Over the last few years, I’ve been able to spend more time in nature than I have for much of the last decade. Sometimes it’s using outdoor mobility aids to explore forest areas and countryside landscapes, sometimes it’s a drink with a friend in the outdoor seating of a café. Other times, it’s simply resting in the garden with the sun on my face.
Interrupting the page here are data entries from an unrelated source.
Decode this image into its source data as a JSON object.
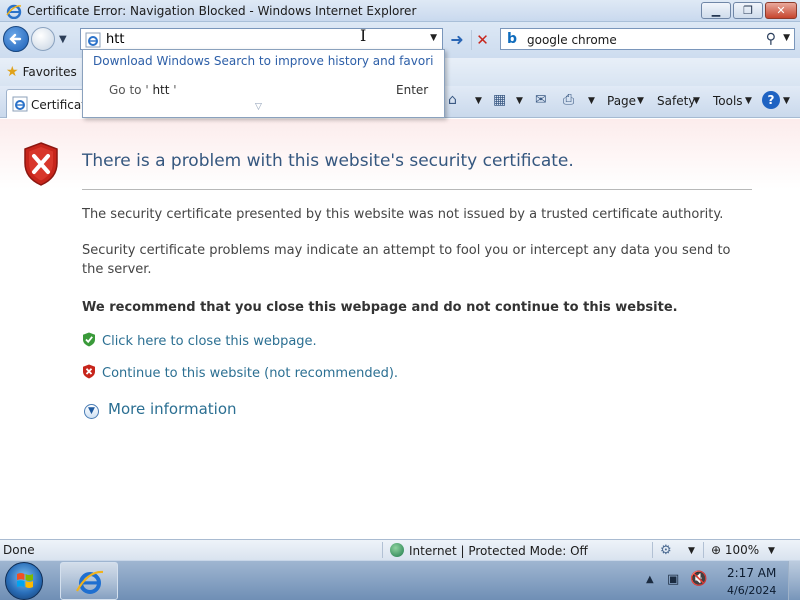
{
  "window": {
    "title": "Certificate Error: Navigation Blocked - Windows Internet Explorer",
    "minimize_glyph": "▁",
    "maximize_glyph": "❐",
    "close_glyph": "✕"
  },
  "nav": {
    "address_value": "htt",
    "search_value": "google chrome",
    "search_provider_icon": "bing-icon"
  },
  "autocomplete": {
    "suggestion": "Download Windows Search to improve history and favorites r...",
    "goto_prefix": "Go to ' ",
    "goto_value": "htt",
    "goto_suffix": " '",
    "enter_label": "Enter"
  },
  "favorites_bar": {
    "favorites_label": "Favorites"
  },
  "tab": {
    "label": "Certificate Error: Navigation Blocked"
  },
  "command_bar": {
    "page_label": "Page",
    "safety_label": "Safety",
    "tools_label": "Tools"
  },
  "content": {
    "headline": "There is a problem with this website's security certificate.",
    "paragraph1": "The security certificate presented by this website was not issued by a trusted certificate authority.",
    "paragraph2": "Security certificate problems may indicate an attempt to fool you or intercept any data you send to the server.",
    "recommendation": "We recommend that you close this webpage and do not continue to this website.",
    "close_link": "Click here to close this webpage.",
    "continue_link": "Continue to this website (not recommended).",
    "more_info": "More information"
  },
  "status_bar": {
    "status": "Done",
    "zone": "Internet | Protected Mode: Off",
    "zoom": "100%"
  },
  "taskbar": {
    "time": "2:17 AM",
    "date": "4/6/2024"
  },
  "colors": {
    "link": "#2b6f92",
    "headline": "#35577f",
    "error_red": "#c7251b",
    "safe_green": "#3a9a3a"
  }
}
No matter how big or small, finding accessible ways to spend time in nature has made my world bigger and more vibrant, and hugely benefitted my physical and mental health too.

It’s important to recognise that energy-limiting conditions can severely impact a person’s ability to leave the house, and there’s still plenty of work that needs to be done to improve accessibility in the world around us. However, even enjoying a small moment out in nature can make a world of difference, and I really hope you are able to experience the benefits of it too.

Interested in joining the Scheme?

The Motability Scheme offers an all-inclusive package. If you are in receipt of a qualifying mobility allowance, you can use it to lease a car, scooter, powered wheelchair or Wheelchair Accessible Vehicle. The Scheme provides flexible and hassle-free access to a brand-new, reliable vehicle of your choice. As well as a great choice of cars, we also provide a wide range of Wheelchair Accessible Vehicles, scooters and powered wheelchairs.


To join the Scheme, you must be in receipt of one of the following mobility allowances:

  • Enhanced Rate of the Mobility Component of Personal Independence Payment (PIP)
  • Higher Rate Mobility Component of Disability Living Allowance (DLA)
  • Higher Rate Mobility Component of Child Disability Payment – Scotland
  • War Pensioners’ Mobility Supplement (WPMS)
  • Armed Forces Independence Payment (AFIP)

You can easily check whether you’re eligible to join the Motability Scheme by using our eligibility checker tool.

Related articles

Guide to choosing your powered wheelchair

Scooter and powered wheelchair driving tips

Looking after your Scheme product: tips from a powered wheelchair user

From the Motability Scheme


Related articles

Popular articles